## Task requirements
For each line of the data below that contains "TOTAL", return that line.

## Supplied material
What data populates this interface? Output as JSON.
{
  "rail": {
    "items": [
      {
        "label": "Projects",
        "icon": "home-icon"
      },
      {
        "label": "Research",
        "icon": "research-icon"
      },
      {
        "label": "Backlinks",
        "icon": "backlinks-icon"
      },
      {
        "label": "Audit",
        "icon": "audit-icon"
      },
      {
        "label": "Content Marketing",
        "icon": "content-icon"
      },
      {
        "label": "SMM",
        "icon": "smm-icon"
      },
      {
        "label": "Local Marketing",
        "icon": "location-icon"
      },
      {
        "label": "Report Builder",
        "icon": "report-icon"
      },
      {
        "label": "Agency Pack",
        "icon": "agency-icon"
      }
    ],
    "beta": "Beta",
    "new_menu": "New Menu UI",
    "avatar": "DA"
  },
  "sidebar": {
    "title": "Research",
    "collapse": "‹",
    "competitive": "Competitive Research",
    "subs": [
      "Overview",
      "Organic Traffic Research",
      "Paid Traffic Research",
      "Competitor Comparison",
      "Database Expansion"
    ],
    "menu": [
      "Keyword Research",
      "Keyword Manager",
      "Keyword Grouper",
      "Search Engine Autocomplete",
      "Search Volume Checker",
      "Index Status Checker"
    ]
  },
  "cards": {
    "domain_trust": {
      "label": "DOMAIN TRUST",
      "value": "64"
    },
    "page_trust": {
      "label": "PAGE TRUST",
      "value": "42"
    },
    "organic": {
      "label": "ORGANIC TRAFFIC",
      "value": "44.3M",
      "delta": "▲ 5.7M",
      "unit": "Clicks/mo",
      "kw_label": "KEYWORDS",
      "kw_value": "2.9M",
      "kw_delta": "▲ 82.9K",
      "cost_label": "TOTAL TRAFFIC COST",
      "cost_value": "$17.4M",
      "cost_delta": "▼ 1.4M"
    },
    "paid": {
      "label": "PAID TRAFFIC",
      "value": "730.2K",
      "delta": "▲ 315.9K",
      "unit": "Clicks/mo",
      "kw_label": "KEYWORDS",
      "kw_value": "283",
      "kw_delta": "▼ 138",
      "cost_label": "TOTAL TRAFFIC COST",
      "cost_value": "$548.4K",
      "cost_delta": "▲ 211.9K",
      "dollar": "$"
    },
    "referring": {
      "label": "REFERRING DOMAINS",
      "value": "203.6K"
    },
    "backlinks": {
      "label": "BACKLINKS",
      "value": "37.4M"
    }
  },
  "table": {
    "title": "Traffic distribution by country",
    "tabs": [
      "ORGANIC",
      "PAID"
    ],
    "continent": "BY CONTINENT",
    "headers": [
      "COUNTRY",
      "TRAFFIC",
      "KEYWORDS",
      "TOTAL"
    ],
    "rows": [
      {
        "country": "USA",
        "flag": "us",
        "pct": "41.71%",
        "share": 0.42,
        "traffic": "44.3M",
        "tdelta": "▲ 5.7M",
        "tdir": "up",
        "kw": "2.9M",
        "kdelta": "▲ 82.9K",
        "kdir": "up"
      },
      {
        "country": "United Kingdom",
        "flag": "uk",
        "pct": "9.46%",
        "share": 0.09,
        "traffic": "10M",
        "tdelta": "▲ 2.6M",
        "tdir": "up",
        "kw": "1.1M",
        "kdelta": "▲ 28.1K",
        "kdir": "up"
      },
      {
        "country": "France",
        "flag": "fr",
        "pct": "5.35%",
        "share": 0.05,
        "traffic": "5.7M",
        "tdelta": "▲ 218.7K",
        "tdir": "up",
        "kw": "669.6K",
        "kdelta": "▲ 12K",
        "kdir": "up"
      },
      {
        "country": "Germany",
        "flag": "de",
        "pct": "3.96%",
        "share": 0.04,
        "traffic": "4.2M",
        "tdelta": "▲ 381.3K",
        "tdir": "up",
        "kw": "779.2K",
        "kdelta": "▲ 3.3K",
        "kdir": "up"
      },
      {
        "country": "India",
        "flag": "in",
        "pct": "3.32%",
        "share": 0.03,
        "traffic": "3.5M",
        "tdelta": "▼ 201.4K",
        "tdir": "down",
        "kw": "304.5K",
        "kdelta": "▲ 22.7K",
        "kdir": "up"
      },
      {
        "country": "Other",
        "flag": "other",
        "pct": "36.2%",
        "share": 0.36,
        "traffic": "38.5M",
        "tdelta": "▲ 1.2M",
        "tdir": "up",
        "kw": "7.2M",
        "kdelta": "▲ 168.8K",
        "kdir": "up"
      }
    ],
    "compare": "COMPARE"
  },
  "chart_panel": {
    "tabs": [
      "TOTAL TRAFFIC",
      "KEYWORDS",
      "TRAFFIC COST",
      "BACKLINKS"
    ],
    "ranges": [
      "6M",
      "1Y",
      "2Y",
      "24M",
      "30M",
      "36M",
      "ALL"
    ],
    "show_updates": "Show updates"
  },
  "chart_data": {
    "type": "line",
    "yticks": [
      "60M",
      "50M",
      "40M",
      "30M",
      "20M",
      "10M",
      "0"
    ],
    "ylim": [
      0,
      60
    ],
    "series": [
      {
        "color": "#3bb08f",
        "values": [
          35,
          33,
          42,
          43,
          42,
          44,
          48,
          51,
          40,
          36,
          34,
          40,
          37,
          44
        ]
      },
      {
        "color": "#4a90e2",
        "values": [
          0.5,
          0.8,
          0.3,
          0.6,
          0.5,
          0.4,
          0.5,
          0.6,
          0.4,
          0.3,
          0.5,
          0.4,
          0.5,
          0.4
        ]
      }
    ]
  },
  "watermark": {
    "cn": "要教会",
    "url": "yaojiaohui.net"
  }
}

## Solution to this task
      "cost_label": "TOTAL TRAFFIC COST",
      "cost_label": "TOTAL TRAFFIC COST",
      "TOTAL"
      "TOTAL TRAFFIC",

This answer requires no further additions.